In the case of the Gillette clocks, the master clock was the real "time-keeper" in this master-slave clock system. The master clock was wound electrically by batteries which also supplied power to send the signal or impulse to the slave clock. If the batteries died or the master became disconnected from the sidewalk clock, the sidewalk clock would stop running.

Gillette Literature

A major jewelry supply company by the name of Swartchild & Company of Chicago, advertised the street clocks manufactured by the Gillette company in their 1923 catalog.

Below is the hanging style clock


Seattle, Washington

This Gillette street clock is located in West Seattle. It started out in Seattle in 1919, passed through four different owners before making its way to Menasche and Sons Jewelers at 4543 California St. in 1973.

Hollywood, CA

This Gillette street clock was erected by Wm. Stromberg, jeweler in front of his store at 6439 Hollywood Blvd. Stromberg was a jeweler from Cleveland. He opened his Hollywood store in about 1925.

According to his nephew ......"Bill became a jeweler to the stars. He kept files about celebrities, their jewelry likes and dislikes, which were scribbled on note cards.

If you wanted to buy a gift for stars like Gloria Swanson or Hedy Lamar, Bill could tell you their particular taste in baubles.

I have a magazine article about Uncle Bill thats shows a picture of him posing with Rin Tin Tin. The dog came into the store to be featured in some publicity photos.

The Stromberg clock is designated as a landmark by the state of California.

During the silent movie era, the Stromberg clock was often captured on film during car chases. The clock and the store interior were featured prominently in the movie The Grifters in 1990."

Ferndale, CA

This Gillette street clock is located on Main St. and belonged to Mathies Jewelers.

Master clock which runs the slave sidewalk clock

Galveston, Texas

Mackay, Idaho

Unknown Today

In about 1919, Mr. Emanual Frank installed this Gillette street clock in front of his jewelry store. At some point, the jewelry store closed and a bar moved in and called their business, The Clock Cigar Store.

The clock remained a fixture on Main Street through the 1940's, but was gone by 1951 and it's whereabout today is unknown.

In the minutes of the Board of Trustees of the Village of Mackay for Sept. 1, 1942, Mrs. Ralph Larter appeared before the Board. She brought up the matter of the Village Board paying for the repair of her car which was damaged by the clock in front of the Clock Cigar Store when it fell over on her car producing $18.75 damage.

The clock was 14 feet tall, the lighted dial measured 30 inches in diameter and was adorned with 3 street lamp-type lights.
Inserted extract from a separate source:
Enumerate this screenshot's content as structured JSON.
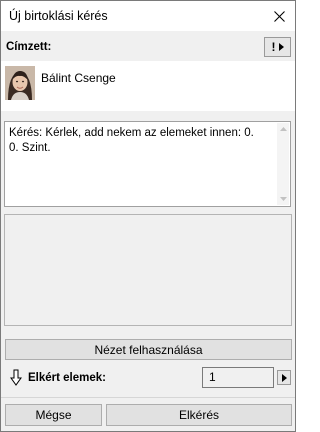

Due to the lighting, the clock was quite eye catching at night. The hands were driven and controlled via wires from a master clock works inside the store.
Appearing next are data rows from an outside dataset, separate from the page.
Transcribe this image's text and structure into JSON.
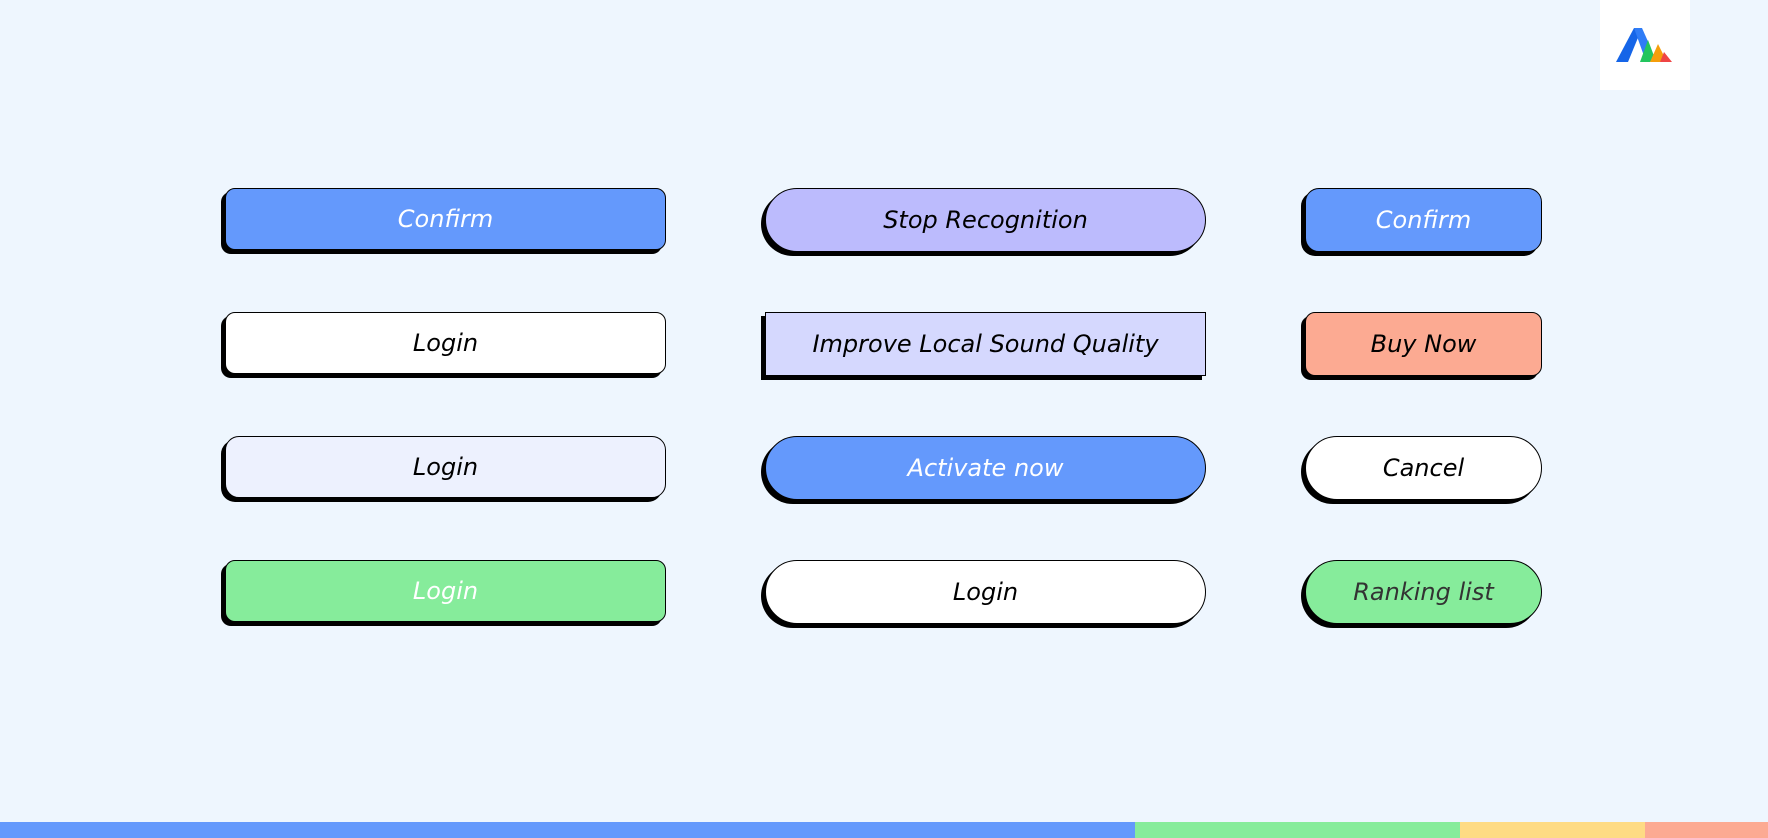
{
  "logo": {
    "colors": [
      "#1565e8",
      "#22c55e",
      "#f59e0b",
      "#ef4444"
    ]
  },
  "buttons": {
    "c1r1": {
      "label": "Confirm",
      "bg": "#6499fc",
      "color": "#ffffff"
    },
    "c1r2": {
      "label": "Login",
      "bg": "#ffffff",
      "color": "#000000"
    },
    "c1r3": {
      "label": "Login",
      "bg": "#edf1fe",
      "color": "#000000"
    },
    "c1r4": {
      "label": "Login",
      "bg": "#86ec9b",
      "color": "#ffffff"
    },
    "c2r1": {
      "label": "Stop Recognition",
      "bg": "#bcbbfd",
      "color": "#000000"
    },
    "c2r2": {
      "label": "Improve Local Sound Quality",
      "bg": "#d5d8fe",
      "color": "#000000"
    },
    "c2r3": {
      "label": "Activate now",
      "bg": "#6499fc",
      "color": "#ffffff"
    },
    "c2r4": {
      "label": "Login",
      "bg": "#ffffff",
      "color": "#000000"
    },
    "c3r1": {
      "label": "Confirm",
      "bg": "#6499fc",
      "color": "#ffffff"
    },
    "c3r2": {
      "label": "Buy Now",
      "bg": "#fcaa92",
      "color": "#000000"
    },
    "c3r3": {
      "label": "Cancel",
      "bg": "#ffffff",
      "color": "#000000"
    },
    "c3r4": {
      "label": "Ranking list",
      "bg": "#86ec9b",
      "color": "#333333"
    }
  },
  "bottom_bar": {
    "colors": [
      "#6499fc",
      "#86ec9b",
      "#fedb84",
      "#fcaa92"
    ]
  }
}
Gillette Master Clocks


The word "observatory" is imprinted at the top of some Gillette street clocks and most likely refers to a special master clock which received Western Union time signals, via telephone type wires from a Western Union office. This was a more expensive set-up, but insured great accuracy. A signal from Western Union would automatically correct the time of the master clock.
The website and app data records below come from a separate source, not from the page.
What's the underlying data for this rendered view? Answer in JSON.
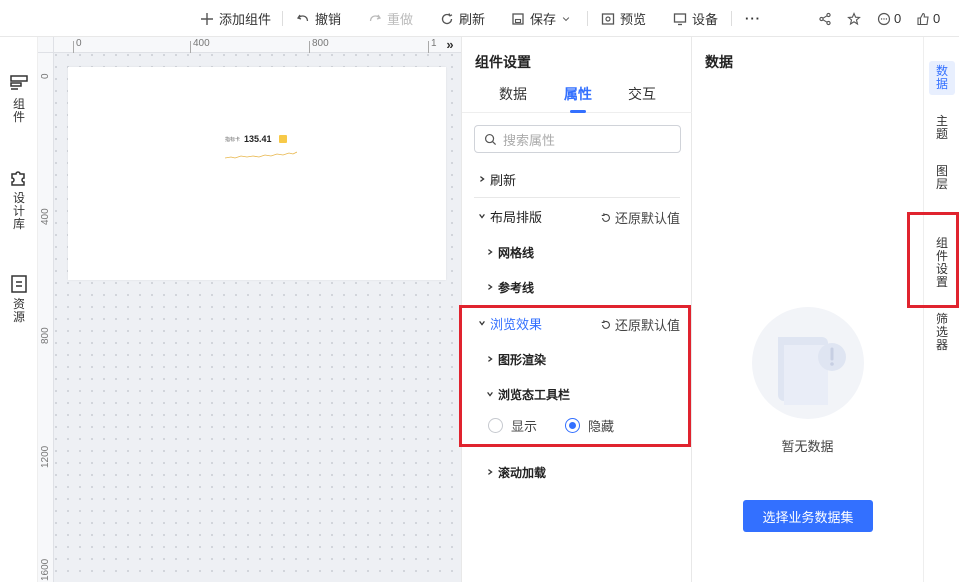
{
  "toolbar": {
    "add_component": "添加组件",
    "undo": "撤销",
    "redo": "重做",
    "refresh": "刷新",
    "save": "保存",
    "preview": "预览",
    "device": "设备",
    "more": "···",
    "comment_count": "0",
    "like_count": "0"
  },
  "left_rail": {
    "components": [
      "组",
      "件"
    ],
    "design_lib": [
      "设",
      "计",
      "库"
    ],
    "resources": [
      "资",
      "源"
    ]
  },
  "canvas": {
    "ruler_x": [
      "0",
      "400",
      "800",
      "1"
    ],
    "ruler_y": [
      "0",
      "400",
      "800",
      "1200",
      "1600"
    ],
    "collapse": "»",
    "widget_label": "指标卡",
    "widget_value": "135.41"
  },
  "settings": {
    "title": "组件设置",
    "tabs": [
      "数据",
      "属性",
      "交互"
    ],
    "active_tab": "属性",
    "search_placeholder": "搜索属性",
    "sections": {
      "refresh": "刷新",
      "layout": "布局排版",
      "gridlines": "网格线",
      "refline": "参考线",
      "browse_effect": "浏览效果",
      "render": "图形渲染",
      "browse_toolbar": "浏览态工具栏",
      "scroll_load": "滚动加载"
    },
    "reset_label": "还原默认值",
    "radio": {
      "show": "显示",
      "hide": "隐藏",
      "selected": "隐藏"
    }
  },
  "data_panel": {
    "title": "数据",
    "empty_text": "暂无数据",
    "select_button": "选择业务数据集"
  },
  "right_rail": {
    "data": [
      "数",
      "据"
    ],
    "theme": [
      "主",
      "题"
    ],
    "layers": [
      "图",
      "层"
    ],
    "component_settings": [
      "组",
      "件",
      "设",
      "置"
    ],
    "filter": [
      "筛",
      "选",
      "器"
    ]
  },
  "colors": {
    "accent": "#3370ff",
    "highlight": "#e0232e",
    "canvas_bg": "#eef0f4",
    "widget_yellow": "#f7c948"
  }
}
Below is an example of the Self Winding Clock which has a weight driven pendulum movement. This movement winds itself every few minutes by a battery. Each minute this clock sends an impulse to the sidewalk clock.


This Gillette master clock was manufactured by the Waterbury Clock Company and is a weight driven pendulum movement. The movement operated a lever which made an electrical connection once per minute, via batteries, which send an impulse to the Gillette Street clock which was located in front of the jewelry store on the sidewalk. The sidewalk clock was actually a slave clock in that it's movement was powered by the master clock located inside the store building.

This master clock never received Western Union time signals, so was not an "Observatory Time" Gillette clock. Only the Self Winding Clock Company master clocks received the time signals.


Harleigh Gillette held many patents for several different items including clocks.

Here are some of the clock patents.

We are always searching for more photos and factory literature from the Gillette Clock Company.

If you have anything, please scan and email to:

steveschmidt at hotmail.com

More Street Clocks